The Australian wasn’t content to publish Phil Chapman’s silly ice-age article, but also published a news story that treated it like a legitimate scientific paper. Now, instead of publishing a correction to Chapman’s falsehoods from a climate scientist they have an article by Christopher Pearson. Even though it was the Australian which published Chapman’s piece a few days earlier, almost half of Pearson’s article was a quote or paraphrase of Chapman.
Pearson also gives the view of climate science you get from the Australian‘s bunker:
What a difference the intervening 15 months has made. In recent weeks, articles by NASA’s Roy Spencer and Bjorn Lomborg and an interview with the Institute of Public Affairs’ Jennifer Marohasy have undermined that confident Anglosphere consensus. On Amazon.com’s bestseller list this week, the three top books on climate are by sceptics: Spencer, Lomborg and Fred Singer.

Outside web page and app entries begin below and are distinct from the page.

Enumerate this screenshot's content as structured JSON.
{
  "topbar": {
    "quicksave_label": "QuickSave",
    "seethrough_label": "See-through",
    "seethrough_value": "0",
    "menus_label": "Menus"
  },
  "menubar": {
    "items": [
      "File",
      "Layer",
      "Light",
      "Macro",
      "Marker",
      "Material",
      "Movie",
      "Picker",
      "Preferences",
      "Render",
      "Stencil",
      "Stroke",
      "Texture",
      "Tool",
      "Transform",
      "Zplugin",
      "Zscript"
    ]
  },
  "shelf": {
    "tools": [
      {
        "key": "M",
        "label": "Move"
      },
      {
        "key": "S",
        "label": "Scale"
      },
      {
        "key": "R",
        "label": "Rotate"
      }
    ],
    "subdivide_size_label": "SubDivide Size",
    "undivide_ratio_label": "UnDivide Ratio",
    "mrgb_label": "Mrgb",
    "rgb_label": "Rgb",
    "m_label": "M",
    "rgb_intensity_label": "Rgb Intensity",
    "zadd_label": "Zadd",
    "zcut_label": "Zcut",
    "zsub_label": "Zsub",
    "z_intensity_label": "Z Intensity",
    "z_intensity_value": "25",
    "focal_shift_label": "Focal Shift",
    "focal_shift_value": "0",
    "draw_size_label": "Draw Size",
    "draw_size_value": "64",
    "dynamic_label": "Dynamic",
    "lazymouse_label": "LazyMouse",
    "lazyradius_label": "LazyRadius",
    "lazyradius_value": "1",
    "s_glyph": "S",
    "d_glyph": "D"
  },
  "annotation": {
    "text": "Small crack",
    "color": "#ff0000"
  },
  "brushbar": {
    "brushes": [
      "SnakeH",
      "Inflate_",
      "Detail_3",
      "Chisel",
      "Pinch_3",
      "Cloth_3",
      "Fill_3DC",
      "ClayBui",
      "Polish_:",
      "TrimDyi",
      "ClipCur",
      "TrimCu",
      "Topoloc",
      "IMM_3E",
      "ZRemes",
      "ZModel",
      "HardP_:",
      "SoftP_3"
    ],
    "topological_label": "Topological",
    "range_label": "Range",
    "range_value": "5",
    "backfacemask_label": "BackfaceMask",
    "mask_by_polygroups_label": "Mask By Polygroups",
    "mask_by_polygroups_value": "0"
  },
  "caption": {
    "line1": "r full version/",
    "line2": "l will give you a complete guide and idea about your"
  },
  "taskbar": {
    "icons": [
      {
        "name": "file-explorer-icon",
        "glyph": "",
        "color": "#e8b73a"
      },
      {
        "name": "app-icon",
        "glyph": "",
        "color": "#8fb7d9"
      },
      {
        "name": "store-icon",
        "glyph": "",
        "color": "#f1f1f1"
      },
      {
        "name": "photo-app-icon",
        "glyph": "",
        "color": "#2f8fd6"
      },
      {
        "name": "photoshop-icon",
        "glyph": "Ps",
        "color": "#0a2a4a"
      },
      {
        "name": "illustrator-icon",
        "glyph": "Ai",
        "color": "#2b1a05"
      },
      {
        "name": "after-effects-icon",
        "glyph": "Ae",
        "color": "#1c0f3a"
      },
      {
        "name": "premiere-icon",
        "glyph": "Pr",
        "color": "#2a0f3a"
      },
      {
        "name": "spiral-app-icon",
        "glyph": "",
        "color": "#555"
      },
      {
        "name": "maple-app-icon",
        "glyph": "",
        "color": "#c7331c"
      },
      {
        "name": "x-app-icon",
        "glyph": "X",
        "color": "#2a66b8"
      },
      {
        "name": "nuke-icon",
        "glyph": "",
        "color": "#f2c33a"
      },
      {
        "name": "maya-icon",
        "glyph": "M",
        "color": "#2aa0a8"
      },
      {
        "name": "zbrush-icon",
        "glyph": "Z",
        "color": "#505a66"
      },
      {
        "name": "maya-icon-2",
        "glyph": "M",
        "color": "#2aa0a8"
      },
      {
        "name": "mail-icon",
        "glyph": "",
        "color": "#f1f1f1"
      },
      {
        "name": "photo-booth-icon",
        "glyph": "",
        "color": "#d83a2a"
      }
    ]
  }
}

Archbishop of Sydney George Pell, a shrewd cleric who knows a dodgy millennial cult when he sees one, has persisted in his long-held critique despite the climate change alarmism of his brother bishops.
Even Don Aitkin, former vice-chancellor of the University of Canberra, whom I’d previously been tempted to write off as a slave to political correctness, outed himself the other day as a thoroughgoing sceptic.
So, if your only source of information about climate science was the Australian rather than scientific publications, you end up thinking that global warming is a theory in crisis.
Pearson generously offers some advice to Prime Minsiter Kevin Rudd:
In Australia, Rudd Labor’s political legitimacy is inextricably linked to its stance on climate change. If the Prime Minister wants a second term, he’ll probably have to start “nuancing his position”, as the spin doctors say, and soon.
A variation on J.M. Keynes’s line – “when the facts change, I change my mind” – admitting that the science is far from settled and awaiting further advice, would buy him time without necessarily damaging his credibility.
Taking an early stand in enlightening public opinion would be a more impressive act of leadership. While obviously not without risk and downside, it would make a virtue out of impending necessity and establish him, in Charles de Gaulle’s phrase, as a serious man.
Apparently the mark of a serious man is to tear up his election promises and ignore the best scientific evidence. Who knew?
Incidently, Chapman and Pournelle were involved in the push for Reagan’s Strategic Defense Initiative and have gone on into AGW denial, just as the George C. Marshal Institute did.